[Element data from apps and pages]
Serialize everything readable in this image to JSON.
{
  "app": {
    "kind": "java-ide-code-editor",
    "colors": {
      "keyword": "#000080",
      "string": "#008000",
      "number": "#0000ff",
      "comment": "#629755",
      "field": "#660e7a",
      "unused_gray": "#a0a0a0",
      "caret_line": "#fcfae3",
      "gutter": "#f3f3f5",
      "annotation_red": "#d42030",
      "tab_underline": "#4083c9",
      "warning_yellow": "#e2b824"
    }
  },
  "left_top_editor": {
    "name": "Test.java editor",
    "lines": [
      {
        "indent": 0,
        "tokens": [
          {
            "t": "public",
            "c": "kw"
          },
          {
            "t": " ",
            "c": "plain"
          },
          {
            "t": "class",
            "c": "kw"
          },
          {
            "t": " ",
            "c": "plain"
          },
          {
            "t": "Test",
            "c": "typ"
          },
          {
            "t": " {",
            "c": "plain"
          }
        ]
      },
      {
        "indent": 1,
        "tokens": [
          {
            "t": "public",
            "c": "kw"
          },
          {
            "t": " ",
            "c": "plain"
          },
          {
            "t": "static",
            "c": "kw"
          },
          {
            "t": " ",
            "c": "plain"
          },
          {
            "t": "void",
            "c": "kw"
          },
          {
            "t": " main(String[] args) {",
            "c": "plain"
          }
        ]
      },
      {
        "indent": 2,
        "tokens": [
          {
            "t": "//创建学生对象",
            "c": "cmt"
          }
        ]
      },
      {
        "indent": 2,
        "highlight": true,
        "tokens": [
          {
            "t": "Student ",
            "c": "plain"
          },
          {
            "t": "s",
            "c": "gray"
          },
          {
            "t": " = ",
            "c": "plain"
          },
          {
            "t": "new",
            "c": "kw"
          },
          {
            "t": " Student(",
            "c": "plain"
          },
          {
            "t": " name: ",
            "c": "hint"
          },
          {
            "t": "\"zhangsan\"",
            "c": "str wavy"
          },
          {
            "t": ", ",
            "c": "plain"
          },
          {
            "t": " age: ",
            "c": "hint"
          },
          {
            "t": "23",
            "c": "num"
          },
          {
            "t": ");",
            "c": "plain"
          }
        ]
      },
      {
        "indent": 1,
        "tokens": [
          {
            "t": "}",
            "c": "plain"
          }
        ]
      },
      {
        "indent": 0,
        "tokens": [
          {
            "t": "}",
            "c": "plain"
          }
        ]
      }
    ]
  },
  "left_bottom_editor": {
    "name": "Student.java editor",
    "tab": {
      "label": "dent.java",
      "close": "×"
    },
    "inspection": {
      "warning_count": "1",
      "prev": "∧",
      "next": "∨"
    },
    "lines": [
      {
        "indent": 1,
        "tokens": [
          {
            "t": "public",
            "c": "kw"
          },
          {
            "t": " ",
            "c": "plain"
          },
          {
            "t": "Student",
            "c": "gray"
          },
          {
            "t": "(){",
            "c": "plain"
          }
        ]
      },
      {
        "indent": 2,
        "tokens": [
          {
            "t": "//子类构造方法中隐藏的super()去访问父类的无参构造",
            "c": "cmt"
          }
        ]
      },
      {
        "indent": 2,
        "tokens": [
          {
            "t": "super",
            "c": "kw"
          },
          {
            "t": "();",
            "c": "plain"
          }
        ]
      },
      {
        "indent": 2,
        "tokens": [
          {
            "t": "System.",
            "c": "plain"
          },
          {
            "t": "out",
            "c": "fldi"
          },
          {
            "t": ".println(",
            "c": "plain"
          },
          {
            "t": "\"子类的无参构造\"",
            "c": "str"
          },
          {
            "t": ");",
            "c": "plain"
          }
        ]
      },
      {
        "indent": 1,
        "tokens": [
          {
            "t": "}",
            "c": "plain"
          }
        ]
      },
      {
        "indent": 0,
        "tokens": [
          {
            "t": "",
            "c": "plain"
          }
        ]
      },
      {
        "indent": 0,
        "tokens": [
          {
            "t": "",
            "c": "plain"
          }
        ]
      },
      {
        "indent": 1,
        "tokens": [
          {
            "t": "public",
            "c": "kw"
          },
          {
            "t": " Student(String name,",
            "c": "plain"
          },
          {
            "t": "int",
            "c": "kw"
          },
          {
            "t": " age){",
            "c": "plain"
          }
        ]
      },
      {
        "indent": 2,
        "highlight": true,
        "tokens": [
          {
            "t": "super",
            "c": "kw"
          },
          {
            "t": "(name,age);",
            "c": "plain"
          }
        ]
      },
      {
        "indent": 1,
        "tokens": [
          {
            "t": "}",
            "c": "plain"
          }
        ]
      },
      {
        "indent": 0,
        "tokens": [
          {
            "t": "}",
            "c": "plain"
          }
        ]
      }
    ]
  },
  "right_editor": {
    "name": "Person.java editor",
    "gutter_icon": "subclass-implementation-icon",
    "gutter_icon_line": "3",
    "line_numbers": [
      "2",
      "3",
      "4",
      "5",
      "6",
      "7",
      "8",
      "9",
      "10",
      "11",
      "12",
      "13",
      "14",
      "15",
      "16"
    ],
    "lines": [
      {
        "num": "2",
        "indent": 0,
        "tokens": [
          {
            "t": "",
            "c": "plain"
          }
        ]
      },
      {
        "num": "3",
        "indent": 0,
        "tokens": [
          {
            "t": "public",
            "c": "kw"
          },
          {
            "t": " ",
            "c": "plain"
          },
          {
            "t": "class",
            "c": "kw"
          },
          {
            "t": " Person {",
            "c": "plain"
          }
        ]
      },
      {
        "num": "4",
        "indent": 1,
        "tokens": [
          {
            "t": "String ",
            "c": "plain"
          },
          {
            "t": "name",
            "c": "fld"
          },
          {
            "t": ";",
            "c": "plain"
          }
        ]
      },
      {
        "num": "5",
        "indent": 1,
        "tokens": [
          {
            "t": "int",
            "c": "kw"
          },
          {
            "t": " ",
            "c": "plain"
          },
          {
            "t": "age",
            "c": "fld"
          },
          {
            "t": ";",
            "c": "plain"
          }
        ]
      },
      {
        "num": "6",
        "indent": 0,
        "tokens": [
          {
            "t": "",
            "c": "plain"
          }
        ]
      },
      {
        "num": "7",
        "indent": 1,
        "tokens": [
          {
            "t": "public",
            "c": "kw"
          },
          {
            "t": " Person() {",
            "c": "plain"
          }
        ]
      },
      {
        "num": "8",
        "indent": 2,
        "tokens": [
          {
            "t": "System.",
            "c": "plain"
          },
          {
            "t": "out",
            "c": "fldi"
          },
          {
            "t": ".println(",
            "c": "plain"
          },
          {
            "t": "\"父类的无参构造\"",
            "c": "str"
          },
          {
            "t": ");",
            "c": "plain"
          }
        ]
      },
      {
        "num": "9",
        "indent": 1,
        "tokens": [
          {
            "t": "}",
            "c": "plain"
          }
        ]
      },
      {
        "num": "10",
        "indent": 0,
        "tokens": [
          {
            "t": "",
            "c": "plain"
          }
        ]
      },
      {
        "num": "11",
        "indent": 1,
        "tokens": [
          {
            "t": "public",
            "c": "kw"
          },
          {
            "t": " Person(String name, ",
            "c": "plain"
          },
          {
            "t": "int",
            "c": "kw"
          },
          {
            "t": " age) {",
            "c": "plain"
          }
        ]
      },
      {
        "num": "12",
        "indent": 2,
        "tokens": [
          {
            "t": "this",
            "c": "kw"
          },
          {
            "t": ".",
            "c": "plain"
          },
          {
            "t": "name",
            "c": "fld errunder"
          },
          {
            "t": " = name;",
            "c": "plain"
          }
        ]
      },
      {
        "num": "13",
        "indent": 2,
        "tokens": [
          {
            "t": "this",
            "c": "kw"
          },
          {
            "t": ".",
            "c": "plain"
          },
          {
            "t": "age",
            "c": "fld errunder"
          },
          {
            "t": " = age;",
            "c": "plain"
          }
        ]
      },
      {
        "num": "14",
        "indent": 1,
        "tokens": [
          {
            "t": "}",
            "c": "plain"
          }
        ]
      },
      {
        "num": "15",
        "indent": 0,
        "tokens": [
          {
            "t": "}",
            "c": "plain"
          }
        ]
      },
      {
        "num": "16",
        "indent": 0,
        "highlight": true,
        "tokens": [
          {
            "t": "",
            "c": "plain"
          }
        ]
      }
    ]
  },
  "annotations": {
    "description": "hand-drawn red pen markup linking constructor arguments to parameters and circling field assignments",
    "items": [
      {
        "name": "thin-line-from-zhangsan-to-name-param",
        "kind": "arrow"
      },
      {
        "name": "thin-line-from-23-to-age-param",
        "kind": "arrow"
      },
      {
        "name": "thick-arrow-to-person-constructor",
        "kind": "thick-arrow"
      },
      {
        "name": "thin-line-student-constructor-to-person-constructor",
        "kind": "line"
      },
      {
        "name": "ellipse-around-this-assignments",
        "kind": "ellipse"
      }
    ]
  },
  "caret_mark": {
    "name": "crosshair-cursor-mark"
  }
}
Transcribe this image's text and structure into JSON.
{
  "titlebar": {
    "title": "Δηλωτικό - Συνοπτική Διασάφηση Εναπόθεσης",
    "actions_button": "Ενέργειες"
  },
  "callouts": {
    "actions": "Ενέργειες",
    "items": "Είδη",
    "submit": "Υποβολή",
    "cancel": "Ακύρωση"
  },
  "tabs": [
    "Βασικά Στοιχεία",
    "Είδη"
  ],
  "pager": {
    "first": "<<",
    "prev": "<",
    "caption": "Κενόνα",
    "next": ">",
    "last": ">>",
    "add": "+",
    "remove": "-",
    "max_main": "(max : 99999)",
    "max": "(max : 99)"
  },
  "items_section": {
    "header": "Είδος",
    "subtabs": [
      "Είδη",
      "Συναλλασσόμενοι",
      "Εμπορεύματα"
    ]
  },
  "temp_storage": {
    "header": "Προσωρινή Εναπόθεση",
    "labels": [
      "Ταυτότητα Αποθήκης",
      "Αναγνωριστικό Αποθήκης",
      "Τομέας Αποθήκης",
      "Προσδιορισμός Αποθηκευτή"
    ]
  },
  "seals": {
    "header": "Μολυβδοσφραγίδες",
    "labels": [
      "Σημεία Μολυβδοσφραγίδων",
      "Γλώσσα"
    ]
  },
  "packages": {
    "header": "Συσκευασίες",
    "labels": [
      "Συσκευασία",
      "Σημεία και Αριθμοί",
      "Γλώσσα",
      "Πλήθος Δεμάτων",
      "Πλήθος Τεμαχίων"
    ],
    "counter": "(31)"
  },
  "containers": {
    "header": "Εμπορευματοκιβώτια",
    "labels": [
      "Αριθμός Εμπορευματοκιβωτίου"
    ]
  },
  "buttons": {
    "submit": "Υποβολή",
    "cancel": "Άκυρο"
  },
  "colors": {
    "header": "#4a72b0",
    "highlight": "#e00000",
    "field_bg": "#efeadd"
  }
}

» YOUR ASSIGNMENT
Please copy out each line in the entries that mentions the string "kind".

» WRITTEN ANSWER
    "kind": "java-ide-code-editor",
        "kind": "arrow"
        "kind": "arrow"
        "kind": "thick-arrow"
        "kind": "line"
        "kind": "ellipse"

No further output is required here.